Data items:
┄┄┄┄┄┄┄┄┄┄

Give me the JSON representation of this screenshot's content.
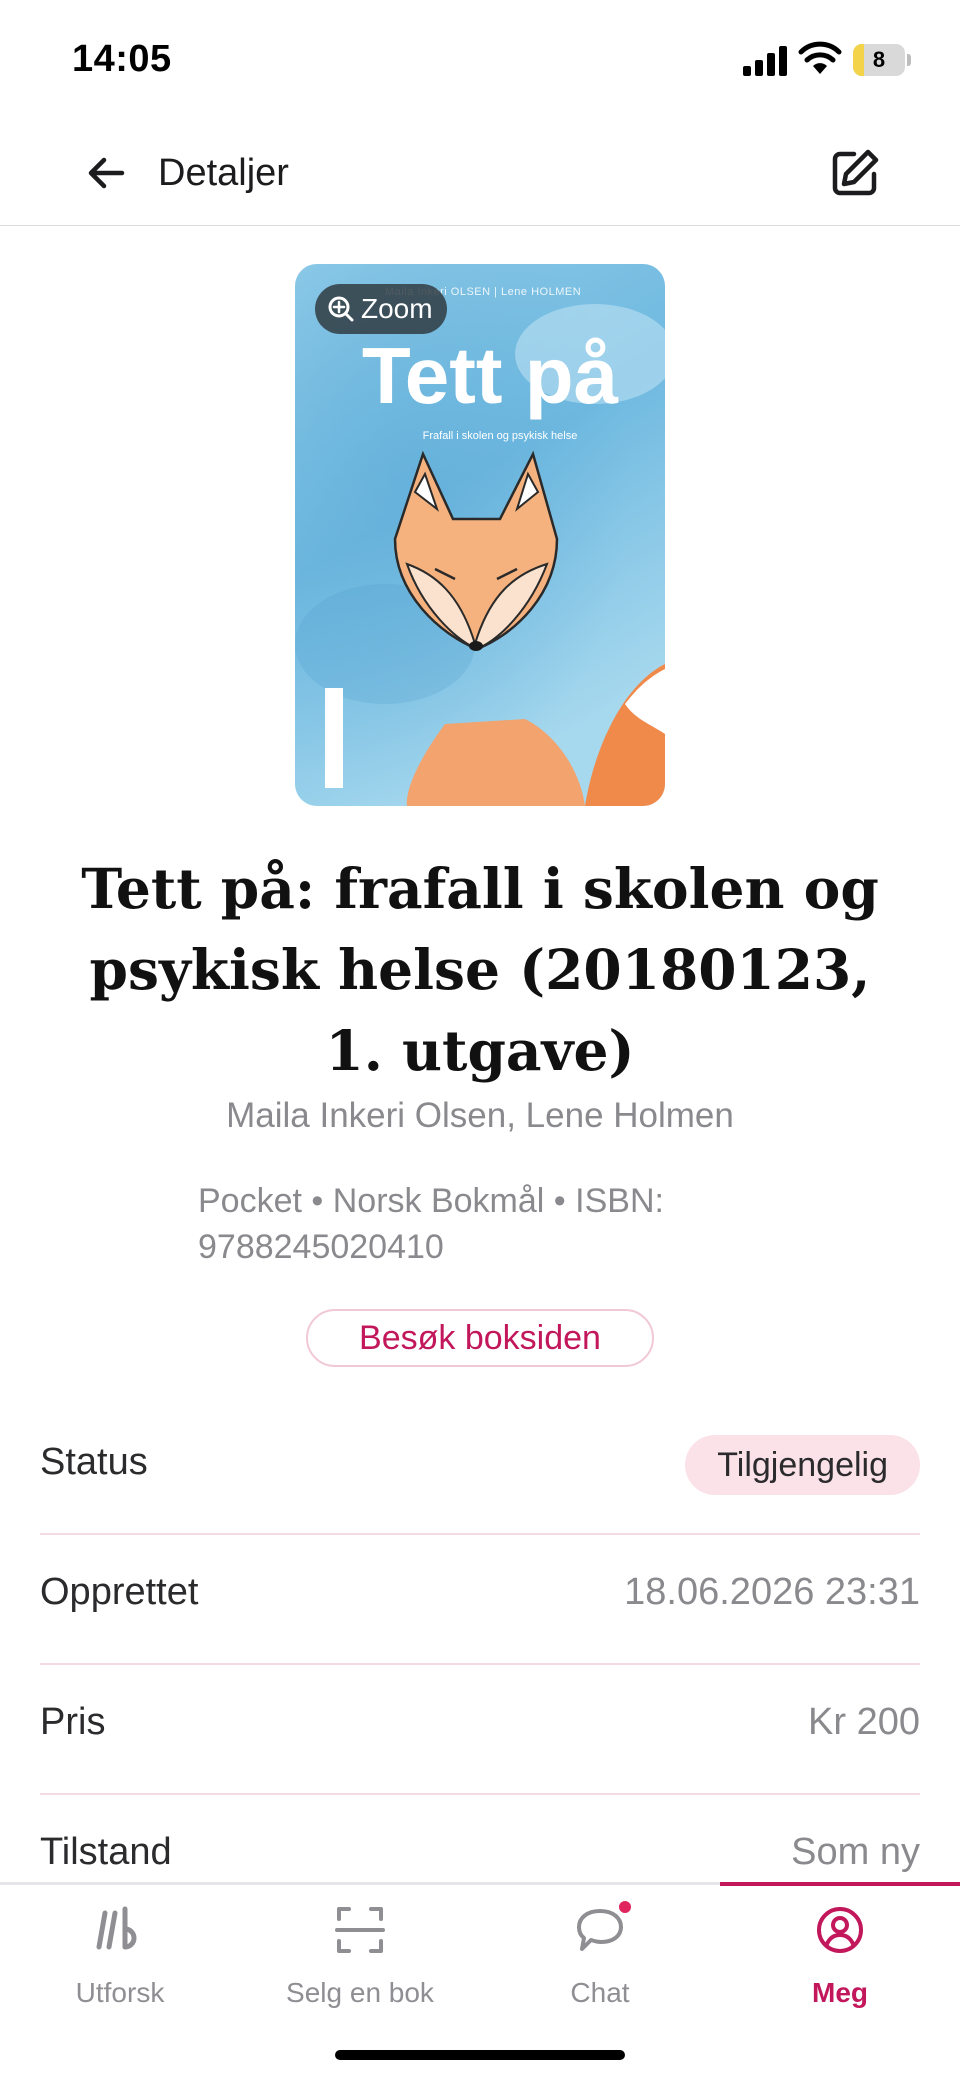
{
  "status_bar": {
    "time": "14:05",
    "battery_level": "8",
    "battery_fraction": 0.08
  },
  "header": {
    "title": "Detaljer",
    "back_icon": "arrow-left-icon",
    "edit_icon": "edit-icon"
  },
  "cover": {
    "zoom_label": "Zoom",
    "authors_text": "Maila Inkeri OLSEN | Lene HOLMEN",
    "title": "Tett på",
    "subtitle": "Frafall i skolen og psykisk helse"
  },
  "book": {
    "title": "Tett på: frafall i skolen og psykisk helse (20180123, 1. utgave)",
    "authors": "Maila Inkeri Olsen, Lene Holmen",
    "meta": "Pocket • Norsk Bokmål • ISBN: 9788245020410",
    "visit_button": "Besøk boksiden"
  },
  "details": [
    {
      "label": "Status",
      "value": "Tilgjengelig",
      "badge": true
    },
    {
      "label": "Opprettet",
      "value": "18.06.2026 23:31"
    },
    {
      "label": "Pris",
      "value": "Kr 200"
    },
    {
      "label": "Tilstand",
      "value": "Som ny"
    }
  ],
  "tabs": [
    {
      "label": "Utforsk",
      "icon": "lb-logo-icon"
    },
    {
      "label": "Selg en bok",
      "icon": "scan-icon"
    },
    {
      "label": "Chat",
      "icon": "chat-bubble-icon",
      "notification": true
    },
    {
      "label": "Meg",
      "icon": "user-circle-icon",
      "active": true
    }
  ],
  "colors": {
    "accent": "#c2185b",
    "badge_bg": "#fbe1e8",
    "muted": "#8a8a8e"
  }
}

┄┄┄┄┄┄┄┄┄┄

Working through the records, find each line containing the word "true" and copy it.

      "badge": true
      "notification": true
      "active": true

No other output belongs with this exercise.